For equipment suppliers, the real barrier is scale, says Singer. “Very few vendors offer equipment at a scale and price point that’s appropriate to the opportunities available to single-state edibles companies. Thanks to the lack of a co-manufacturing infrastructure—which is not yet allowed in many states—companies are required to buy and maintain their own manufacturing plants. When you can’t amortize the cost of equipment over a national set of customers, it makes it hard to justify the cost of most available machinery. Not to mention that companies don’t generally have in-house engineering resources, so simplicity is king. There’s just a real mismatch between what an edible vendor can justify purchasing and what an equipment vendor wants to sell.”

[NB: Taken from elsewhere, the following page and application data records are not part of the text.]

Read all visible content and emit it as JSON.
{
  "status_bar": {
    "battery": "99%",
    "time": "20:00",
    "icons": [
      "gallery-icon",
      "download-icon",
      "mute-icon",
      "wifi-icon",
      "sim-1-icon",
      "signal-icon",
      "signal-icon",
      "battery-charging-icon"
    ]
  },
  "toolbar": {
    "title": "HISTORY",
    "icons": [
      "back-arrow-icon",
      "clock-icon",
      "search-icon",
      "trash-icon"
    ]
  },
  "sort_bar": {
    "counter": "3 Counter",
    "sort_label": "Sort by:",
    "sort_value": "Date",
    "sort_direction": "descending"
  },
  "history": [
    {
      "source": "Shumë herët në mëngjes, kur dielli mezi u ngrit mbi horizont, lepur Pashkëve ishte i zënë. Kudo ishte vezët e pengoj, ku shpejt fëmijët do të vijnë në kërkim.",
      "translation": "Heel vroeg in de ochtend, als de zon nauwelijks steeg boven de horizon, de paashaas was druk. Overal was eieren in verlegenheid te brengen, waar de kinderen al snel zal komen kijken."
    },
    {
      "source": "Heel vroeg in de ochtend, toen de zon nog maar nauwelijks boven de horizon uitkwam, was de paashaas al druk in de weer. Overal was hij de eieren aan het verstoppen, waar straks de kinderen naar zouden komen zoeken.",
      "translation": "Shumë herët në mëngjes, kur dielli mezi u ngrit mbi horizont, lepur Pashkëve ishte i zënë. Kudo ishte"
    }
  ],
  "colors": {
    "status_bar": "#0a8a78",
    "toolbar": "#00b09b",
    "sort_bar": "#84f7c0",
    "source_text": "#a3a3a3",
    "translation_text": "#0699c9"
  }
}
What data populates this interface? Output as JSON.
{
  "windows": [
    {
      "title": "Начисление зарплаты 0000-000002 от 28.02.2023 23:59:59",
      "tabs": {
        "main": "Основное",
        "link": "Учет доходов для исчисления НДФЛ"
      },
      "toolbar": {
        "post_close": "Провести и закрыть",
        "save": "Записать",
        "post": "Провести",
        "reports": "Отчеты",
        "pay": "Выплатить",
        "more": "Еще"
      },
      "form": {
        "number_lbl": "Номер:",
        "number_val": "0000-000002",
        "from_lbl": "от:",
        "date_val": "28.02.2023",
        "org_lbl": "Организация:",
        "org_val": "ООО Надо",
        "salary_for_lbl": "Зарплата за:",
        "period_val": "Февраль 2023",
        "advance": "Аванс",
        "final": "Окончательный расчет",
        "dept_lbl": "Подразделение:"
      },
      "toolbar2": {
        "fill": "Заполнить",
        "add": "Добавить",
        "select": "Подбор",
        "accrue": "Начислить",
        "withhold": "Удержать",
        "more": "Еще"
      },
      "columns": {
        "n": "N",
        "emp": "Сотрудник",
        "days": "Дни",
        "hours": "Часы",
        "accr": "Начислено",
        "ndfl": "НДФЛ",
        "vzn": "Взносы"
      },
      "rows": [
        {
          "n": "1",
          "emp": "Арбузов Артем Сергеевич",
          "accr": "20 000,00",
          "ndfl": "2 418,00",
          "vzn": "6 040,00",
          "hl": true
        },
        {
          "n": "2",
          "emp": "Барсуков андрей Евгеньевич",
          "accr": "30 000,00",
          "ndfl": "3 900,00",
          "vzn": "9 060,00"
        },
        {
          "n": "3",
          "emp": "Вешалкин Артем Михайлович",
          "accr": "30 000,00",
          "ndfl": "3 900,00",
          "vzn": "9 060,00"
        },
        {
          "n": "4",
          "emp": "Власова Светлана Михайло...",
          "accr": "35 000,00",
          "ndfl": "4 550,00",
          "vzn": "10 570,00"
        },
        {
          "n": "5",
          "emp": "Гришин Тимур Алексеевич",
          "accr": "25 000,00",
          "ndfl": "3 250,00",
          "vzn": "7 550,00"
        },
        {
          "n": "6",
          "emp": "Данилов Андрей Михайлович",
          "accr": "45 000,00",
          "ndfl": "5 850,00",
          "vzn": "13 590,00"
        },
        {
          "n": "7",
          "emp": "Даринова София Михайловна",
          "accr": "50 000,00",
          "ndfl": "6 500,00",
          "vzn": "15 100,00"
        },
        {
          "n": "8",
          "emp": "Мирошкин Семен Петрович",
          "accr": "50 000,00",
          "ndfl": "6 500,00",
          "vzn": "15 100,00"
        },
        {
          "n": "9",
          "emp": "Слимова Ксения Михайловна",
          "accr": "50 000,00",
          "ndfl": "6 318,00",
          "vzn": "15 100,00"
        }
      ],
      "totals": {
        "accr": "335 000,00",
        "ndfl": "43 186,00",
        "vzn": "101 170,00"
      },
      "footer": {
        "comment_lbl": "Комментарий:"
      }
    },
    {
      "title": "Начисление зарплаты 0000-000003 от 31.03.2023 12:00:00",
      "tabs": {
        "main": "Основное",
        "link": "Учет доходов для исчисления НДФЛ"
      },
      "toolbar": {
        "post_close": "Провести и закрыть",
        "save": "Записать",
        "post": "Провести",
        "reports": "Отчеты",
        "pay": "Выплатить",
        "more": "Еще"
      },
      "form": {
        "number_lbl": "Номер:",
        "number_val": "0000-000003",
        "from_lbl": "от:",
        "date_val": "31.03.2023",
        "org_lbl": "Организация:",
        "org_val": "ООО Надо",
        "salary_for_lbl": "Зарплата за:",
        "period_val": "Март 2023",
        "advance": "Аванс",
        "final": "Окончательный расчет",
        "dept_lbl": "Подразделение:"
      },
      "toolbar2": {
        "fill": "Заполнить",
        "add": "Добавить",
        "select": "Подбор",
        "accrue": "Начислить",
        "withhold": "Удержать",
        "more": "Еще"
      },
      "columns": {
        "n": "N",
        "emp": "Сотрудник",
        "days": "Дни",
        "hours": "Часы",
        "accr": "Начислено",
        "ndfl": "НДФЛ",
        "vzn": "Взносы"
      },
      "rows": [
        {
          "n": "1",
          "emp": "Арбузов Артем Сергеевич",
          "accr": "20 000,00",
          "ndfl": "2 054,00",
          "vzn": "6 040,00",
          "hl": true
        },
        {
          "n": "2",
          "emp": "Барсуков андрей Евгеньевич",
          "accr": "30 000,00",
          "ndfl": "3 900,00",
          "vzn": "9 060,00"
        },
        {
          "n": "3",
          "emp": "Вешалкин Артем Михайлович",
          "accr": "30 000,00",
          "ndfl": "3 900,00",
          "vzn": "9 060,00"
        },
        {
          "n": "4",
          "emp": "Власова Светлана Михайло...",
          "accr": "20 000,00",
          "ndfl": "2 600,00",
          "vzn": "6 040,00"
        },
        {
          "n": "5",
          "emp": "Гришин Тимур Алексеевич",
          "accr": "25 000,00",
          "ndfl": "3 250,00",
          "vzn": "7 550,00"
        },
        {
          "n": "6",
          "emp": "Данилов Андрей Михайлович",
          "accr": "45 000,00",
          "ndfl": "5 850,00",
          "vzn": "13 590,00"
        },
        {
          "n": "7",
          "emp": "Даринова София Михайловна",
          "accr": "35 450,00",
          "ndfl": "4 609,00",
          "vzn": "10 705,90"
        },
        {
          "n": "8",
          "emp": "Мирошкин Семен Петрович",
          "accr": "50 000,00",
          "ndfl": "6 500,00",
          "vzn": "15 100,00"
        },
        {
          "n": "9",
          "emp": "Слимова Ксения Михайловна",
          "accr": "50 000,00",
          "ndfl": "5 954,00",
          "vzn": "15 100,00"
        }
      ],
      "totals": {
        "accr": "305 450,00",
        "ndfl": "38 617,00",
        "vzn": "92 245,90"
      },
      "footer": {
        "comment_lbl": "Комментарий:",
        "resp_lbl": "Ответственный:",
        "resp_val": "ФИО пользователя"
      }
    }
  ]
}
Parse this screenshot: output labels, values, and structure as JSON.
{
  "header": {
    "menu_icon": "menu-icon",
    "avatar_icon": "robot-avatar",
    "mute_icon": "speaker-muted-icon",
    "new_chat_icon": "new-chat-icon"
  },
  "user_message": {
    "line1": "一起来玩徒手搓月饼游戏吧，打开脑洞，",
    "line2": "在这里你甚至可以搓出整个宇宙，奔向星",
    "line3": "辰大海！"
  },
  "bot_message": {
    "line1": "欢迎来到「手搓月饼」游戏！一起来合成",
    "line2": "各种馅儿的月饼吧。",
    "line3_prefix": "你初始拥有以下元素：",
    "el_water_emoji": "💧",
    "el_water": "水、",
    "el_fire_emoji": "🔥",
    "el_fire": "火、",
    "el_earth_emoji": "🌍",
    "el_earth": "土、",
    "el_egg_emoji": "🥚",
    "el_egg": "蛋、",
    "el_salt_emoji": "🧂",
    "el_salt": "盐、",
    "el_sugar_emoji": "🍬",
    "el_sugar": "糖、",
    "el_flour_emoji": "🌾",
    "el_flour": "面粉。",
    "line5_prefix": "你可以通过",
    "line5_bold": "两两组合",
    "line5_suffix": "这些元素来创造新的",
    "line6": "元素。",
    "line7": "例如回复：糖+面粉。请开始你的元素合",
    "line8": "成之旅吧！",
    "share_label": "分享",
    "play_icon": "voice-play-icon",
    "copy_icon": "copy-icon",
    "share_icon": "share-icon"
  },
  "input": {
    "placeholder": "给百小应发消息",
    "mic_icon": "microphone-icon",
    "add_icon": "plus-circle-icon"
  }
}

Software companies face a similar problem, notes Singer. “Most inventory-management vendors are priced for companies doing $10 million and more in sales, which on a national scale is a ‘small’ company. But in THC markets, ‘small’ could mean $100,000 in sales. The larger cannabis companies might approach $10 million, so if you price your software at $5,000/year, your universe of potential customers is pretty small in THC. Also, vendors need to understand that everything comes back to the state-mandated inventory tracking system. Companies are required to use it, so it’s crucial to understand how your product fit into that workflow. And again, few companies have in-house IT, so most on-premises solutions are difficult to get off the ground.”
Ingredients is another aspect of the supply chain that faces a scale mismatch.
“Suppliers need to understand that the industry is in an early stage, and they must be willing to work through the short-term growing pains for a significant return in the long-term,” says Hoosein. “Suppliers who can do so will find themselves gaining a considerable foothold and significant market share.”
Suppliers must be willing to work with unpredictable ordering patterns and reduce the size of minimum order quantities (MOQs), noes Hoosein. “Suppliers need to take a hands-on approach to manage the fulfillment process, as most companies in this industry are not set up with traditional procurement and supply-chain management resources.”
Most vendors sell quantities of ingredients that far exceed what an edibles or beverages company can work through in a reasonable timeframe, says Singer. “Very few companies are ready to buy a pallet load of color or flavor. There’s huge opportunity for vendors who operate at lower MOQs, but even they need to understand that most companies don’t have the food science expertise of a traditional formulator or flavor house.”
The bottom line? “The opportunity is great,” says Singer, “but you’ve got to be ready to do some hand-holding.”